As well the proposal does not recommend any new studies or any new construction projects to be initiated. Rather the proposal seeks to complete six feasibility studies (out of 24 funded in the recommendation) as well as to complete one construction project (out of the 26 funded in the recommendation). The proposal also priorities dam safety projects. This appears to signal that this Administration does not want to add any new projects to the authorization pipeline.

For comparison purposes, below is a chart which shows the Administration’s starting point for the Corps in FY16, FY17 and FY18 and the increases that Congress made during the respective appropriations cycle.
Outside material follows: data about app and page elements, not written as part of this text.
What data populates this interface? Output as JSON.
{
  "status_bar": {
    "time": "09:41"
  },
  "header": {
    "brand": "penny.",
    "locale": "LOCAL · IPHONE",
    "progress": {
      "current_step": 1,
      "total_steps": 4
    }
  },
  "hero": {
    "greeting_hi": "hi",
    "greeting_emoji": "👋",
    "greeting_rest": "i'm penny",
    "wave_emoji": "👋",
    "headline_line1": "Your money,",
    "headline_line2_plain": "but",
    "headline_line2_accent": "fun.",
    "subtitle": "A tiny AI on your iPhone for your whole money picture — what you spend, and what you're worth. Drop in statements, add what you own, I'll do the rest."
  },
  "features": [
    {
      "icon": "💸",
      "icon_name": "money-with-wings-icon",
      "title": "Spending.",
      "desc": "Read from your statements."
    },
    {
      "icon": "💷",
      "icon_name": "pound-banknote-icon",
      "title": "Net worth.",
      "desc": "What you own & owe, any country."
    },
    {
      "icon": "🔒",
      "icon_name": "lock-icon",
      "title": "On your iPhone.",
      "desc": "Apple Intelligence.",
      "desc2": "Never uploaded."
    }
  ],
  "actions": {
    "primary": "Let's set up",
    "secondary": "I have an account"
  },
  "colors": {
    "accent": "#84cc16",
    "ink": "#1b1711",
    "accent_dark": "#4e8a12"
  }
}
Congress has yet to complete work on the FY18 appropriations bills (and now with a two-year budget deal in place hopefully that happens around March 23rd) which is why that column is left “TBD”. The chart below also shows a comparison for the Administration’s FY18 budget proposal vs the FY19 budget proposal.

A full copy of the Corps’ FY19 project recommendations can be viewed here.

The Administration’s budget provides funding only to those projects which have a benefit-to-cost ratio of 2.5 to 1 or higher using the OMB preferred discount rate of 7%. This is a higher bar than Congress uses for authorization purposes. Using these metrics, the Administration’s budget leaves out a number of worthy projects which is why Congress provides a mechanism for funding additional projects (or as the case may be increasing funding for projects identified in the Corps budget) through the annual work plan process. The work plan process happens after Congress finalizes the appropriations package for any given year.

Tune in for further thoughts as the Congress again takes up funding with, what will hopefully be, the final spending bills of the year.

Julie Minerva is a Washington, DC based infrastructure advocate who specializes in Civil Works and all things related to the US Army Corps of Engineers. You can find her at: